◆ Work request: Start to finish, copy the data exactly.

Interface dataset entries
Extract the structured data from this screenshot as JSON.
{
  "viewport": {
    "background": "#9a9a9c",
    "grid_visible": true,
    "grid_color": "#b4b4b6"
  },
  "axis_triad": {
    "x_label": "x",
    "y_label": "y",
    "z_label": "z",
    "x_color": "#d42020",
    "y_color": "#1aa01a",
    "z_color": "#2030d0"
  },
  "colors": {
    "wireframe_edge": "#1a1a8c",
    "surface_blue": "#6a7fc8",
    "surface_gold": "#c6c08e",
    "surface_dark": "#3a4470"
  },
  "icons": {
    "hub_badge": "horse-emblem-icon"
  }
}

◆ Response area:
Extract the structured data from this screenshot as JSON.
{
  "viewport": {
    "background": "#9a9a9c",
    "grid_visible": true,
    "grid_color": "#b4b4b6"
  },
  "axis_triad": {
    "x_label": "x",
    "y_label": "y",
    "z_label": "z",
    "x_color": "#d42020",
    "y_color": "#1aa01a",
    "z_color": "#2030d0"
  },
  "colors": {
    "wireframe_edge": "#1a1a8c",
    "surface_blue": "#6a7fc8",
    "surface_gold": "#c6c08e",
    "surface_dark": "#3a4470"
  },
  "icons": {
    "hub_badge": "horse-emblem-icon"
  }
}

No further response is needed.